> **Your task**
Each record below should appear again exactly as written.

(Dataset rows for apps and sites)
::::
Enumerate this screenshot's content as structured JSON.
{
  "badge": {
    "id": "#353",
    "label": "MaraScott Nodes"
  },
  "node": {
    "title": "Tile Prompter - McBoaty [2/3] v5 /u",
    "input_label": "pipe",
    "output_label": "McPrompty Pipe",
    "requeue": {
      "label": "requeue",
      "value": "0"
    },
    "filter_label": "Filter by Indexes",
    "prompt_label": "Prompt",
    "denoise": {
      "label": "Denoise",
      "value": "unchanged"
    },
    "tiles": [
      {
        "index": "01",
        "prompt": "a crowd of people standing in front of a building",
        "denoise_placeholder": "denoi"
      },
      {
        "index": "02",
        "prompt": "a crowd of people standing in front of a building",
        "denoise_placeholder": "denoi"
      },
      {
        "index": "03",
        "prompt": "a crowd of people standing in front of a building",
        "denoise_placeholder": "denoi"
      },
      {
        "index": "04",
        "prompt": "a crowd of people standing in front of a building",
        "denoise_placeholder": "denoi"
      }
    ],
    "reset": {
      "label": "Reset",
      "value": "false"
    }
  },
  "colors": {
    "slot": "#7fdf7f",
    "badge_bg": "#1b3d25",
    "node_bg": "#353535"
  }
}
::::
> **Response**
Enumerate this screenshot's content as structured JSON.
{
  "badge": {
    "id": "#353",
    "label": "MaraScott Nodes"
  },
  "node": {
    "title": "Tile Prompter - McBoaty [2/3] v5 /u",
    "input_label": "pipe",
    "output_label": "McPrompty Pipe",
    "requeue": {
      "label": "requeue",
      "value": "0"
    },
    "filter_label": "Filter by Indexes",
    "prompt_label": "Prompt",
    "denoise": {
      "label": "Denoise",
      "value": "unchanged"
    },
    "tiles": [
      {
        "index": "01",
        "prompt": "a crowd of people standing in front of a building",
        "denoise_placeholder": "denoi"
      },
      {
        "index": "02",
        "prompt": "a crowd of people standing in front of a building",
        "denoise_placeholder": "denoi"
      },
      {
        "index": "03",
        "prompt": "a crowd of people standing in front of a building",
        "denoise_placeholder": "denoi"
      },
      {
        "index": "04",
        "prompt": "a crowd of people standing in front of a building",
        "denoise_placeholder": "denoi"
      }
    ],
    "reset": {
      "label": "Reset",
      "value": "false"
    }
  },
  "colors": {
    "slot": "#7fdf7f",
    "badge_bg": "#1b3d25",
    "node_bg": "#353535"
  }
}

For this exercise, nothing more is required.